So, the first step is to remove the hashtag (#) or the hashbang (#!).  I know it sucks, and it’s going to require some work, but let me be clear.  Do it!  For one, generating the Sitemap will be much easier, because you won’t need to parse on a hashtag (or hashbang) to get the real URL.  Secondly, all the remediation work you do will be a reminder the next time you think about taking shortcuts.

Regardless, after correcting the hashtag problem, you still have another issue.  Your website is still an AngularJS SPA-based website, which means that all its content is dynamically generated and injected through JavaScript AJAX calls.
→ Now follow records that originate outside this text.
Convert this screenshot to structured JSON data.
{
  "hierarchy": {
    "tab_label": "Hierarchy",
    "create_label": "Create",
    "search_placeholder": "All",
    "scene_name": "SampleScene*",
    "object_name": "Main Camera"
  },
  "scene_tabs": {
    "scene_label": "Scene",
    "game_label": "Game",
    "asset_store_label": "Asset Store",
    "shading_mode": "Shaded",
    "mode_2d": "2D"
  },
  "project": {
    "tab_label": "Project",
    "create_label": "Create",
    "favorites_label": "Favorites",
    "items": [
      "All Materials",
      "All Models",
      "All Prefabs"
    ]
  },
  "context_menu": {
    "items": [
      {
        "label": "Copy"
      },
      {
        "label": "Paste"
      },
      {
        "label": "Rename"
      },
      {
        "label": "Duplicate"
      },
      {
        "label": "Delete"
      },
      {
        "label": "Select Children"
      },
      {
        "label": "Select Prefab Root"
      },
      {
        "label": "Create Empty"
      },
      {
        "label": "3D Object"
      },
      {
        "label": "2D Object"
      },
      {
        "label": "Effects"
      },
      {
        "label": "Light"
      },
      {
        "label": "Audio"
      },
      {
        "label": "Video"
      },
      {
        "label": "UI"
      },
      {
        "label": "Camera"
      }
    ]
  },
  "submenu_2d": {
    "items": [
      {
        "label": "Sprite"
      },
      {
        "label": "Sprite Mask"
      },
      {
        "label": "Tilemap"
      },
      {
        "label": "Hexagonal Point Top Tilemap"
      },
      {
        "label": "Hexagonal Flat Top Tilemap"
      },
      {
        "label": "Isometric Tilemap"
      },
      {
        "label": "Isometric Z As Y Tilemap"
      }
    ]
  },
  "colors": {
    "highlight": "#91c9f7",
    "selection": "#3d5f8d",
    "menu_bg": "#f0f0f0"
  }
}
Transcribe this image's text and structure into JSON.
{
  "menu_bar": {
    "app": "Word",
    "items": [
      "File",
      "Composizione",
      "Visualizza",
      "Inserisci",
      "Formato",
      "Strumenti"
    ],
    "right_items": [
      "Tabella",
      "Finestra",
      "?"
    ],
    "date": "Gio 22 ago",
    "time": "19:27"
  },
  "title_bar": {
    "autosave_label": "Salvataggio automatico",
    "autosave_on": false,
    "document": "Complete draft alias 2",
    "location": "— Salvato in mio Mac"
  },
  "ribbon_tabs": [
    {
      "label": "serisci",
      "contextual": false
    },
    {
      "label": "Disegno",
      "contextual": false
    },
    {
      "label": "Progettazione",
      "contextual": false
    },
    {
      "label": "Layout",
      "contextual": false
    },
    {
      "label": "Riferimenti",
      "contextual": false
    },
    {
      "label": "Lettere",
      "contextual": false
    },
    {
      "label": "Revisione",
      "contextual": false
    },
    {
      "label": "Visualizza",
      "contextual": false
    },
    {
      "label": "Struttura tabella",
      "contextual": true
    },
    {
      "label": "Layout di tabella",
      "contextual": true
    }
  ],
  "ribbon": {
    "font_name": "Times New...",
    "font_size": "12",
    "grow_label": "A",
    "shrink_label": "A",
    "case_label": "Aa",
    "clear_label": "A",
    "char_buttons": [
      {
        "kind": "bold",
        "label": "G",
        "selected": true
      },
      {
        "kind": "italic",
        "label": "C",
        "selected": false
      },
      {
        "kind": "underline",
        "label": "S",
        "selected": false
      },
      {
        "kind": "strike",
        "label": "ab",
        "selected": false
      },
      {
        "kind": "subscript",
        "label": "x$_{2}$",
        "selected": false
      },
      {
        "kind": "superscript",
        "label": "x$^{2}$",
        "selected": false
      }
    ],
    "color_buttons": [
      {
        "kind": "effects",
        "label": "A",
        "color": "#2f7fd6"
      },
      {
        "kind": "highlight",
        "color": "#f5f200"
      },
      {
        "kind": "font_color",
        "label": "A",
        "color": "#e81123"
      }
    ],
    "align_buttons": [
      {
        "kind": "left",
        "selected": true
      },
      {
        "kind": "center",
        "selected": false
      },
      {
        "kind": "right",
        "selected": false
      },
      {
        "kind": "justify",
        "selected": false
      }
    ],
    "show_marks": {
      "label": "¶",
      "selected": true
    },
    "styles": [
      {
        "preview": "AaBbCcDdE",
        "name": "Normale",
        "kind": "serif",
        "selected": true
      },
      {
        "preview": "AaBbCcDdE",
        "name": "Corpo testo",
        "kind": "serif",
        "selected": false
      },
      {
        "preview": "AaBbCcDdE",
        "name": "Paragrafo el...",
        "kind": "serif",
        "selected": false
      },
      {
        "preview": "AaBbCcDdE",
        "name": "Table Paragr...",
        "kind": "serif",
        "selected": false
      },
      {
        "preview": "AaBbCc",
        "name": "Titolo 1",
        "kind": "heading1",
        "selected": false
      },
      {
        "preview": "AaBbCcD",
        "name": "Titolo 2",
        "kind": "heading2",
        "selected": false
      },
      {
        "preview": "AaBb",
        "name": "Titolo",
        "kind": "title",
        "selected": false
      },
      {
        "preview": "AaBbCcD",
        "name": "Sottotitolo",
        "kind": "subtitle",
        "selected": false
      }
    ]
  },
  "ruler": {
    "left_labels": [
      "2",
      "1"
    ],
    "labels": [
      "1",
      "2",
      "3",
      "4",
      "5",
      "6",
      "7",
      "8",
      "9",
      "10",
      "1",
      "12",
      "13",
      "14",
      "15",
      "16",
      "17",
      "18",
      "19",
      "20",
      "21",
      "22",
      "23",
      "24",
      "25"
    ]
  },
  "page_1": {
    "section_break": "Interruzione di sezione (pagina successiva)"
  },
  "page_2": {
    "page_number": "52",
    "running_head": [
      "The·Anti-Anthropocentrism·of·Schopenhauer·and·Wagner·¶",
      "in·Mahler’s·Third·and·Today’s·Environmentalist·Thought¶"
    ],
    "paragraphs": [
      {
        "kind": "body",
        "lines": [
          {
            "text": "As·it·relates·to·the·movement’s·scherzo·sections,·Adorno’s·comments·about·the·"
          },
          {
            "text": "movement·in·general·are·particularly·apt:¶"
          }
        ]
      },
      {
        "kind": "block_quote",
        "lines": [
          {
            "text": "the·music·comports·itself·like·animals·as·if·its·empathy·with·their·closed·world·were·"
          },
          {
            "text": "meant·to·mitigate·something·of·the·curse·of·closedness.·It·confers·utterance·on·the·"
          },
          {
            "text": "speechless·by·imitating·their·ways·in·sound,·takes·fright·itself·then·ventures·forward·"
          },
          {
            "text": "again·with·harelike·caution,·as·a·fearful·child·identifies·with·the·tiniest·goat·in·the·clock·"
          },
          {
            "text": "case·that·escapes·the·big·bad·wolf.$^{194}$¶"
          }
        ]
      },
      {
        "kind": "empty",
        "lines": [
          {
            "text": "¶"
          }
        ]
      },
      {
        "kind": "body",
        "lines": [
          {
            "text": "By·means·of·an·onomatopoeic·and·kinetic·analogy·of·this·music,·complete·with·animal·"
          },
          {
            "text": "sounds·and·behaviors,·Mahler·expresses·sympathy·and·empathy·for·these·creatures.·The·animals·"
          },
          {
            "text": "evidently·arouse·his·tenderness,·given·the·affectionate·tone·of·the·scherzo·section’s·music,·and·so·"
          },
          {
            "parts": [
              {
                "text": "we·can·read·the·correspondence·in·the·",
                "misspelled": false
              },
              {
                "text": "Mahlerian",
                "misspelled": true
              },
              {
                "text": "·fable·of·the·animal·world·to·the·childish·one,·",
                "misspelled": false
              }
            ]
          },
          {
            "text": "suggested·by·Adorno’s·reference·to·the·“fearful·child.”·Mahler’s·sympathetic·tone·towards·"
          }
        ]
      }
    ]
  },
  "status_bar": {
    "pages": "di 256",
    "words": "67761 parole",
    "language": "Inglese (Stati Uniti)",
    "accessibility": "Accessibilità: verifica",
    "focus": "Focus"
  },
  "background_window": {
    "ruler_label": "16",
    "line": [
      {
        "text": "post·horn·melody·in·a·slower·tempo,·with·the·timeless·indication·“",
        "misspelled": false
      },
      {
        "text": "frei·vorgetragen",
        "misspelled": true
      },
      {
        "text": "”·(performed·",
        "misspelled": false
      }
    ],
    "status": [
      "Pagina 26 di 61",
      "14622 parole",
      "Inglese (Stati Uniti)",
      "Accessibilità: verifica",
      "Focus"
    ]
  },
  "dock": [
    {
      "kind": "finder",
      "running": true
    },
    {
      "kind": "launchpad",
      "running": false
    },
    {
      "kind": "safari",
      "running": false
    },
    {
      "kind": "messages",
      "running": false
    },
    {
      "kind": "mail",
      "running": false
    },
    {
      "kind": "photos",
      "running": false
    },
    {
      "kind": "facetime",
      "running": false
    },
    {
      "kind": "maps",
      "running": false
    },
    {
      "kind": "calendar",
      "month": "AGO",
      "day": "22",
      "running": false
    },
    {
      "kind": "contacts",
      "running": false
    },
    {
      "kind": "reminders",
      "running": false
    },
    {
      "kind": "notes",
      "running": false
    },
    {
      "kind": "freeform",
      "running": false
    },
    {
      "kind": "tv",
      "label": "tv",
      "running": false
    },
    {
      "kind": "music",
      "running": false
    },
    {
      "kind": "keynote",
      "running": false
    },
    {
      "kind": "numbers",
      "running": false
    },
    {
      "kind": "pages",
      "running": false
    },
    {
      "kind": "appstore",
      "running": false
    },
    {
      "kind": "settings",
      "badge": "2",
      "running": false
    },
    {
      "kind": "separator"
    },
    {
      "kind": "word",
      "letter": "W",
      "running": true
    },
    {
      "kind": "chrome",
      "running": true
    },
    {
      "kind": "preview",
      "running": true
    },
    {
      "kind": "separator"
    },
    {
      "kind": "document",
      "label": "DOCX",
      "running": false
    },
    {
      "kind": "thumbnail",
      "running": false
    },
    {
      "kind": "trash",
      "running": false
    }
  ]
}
Given this, how will you ever be able to generate a Sitemap containing all your content (e.g. products, catalogs, people, etc…)? Even more concerning, how will people find your people or products when searching on Google?

Luckily, the answer is very simple.  Here’s a little gem that I recently ran across while trying to generate a Sitemap.xml document on an AngularJS SPA architected website, and it works like a charm:

I literally copied the script on the BotMap website to the bottom of my shared\_Layout.cshtml file, just above the closing tag.  This gives BotMap permission to crawl your website.  After doing this, push your website to Production, then point the BotMap website to your publicly-facing URL, and finally click the button on their website to initiate the crawl.  One and done!

BotMap begins to crawl and catalog your website as if it was a real person browsing it. It doesn’t use CURL or xHttp requests to determine what to catalog. The BotMap crawler actually executes the JavaScript, which is how it ultimately learns about all of the content on your website that it will use to construct the Sitemap.  

This is why it’s so great for websites created using AngularJS or other JavaScript frameworks where content is injected inside the JavaScript code itself.  Congratulations, {{vm.youreDone}}!

Thanks for reading, and keep on coding!  🙂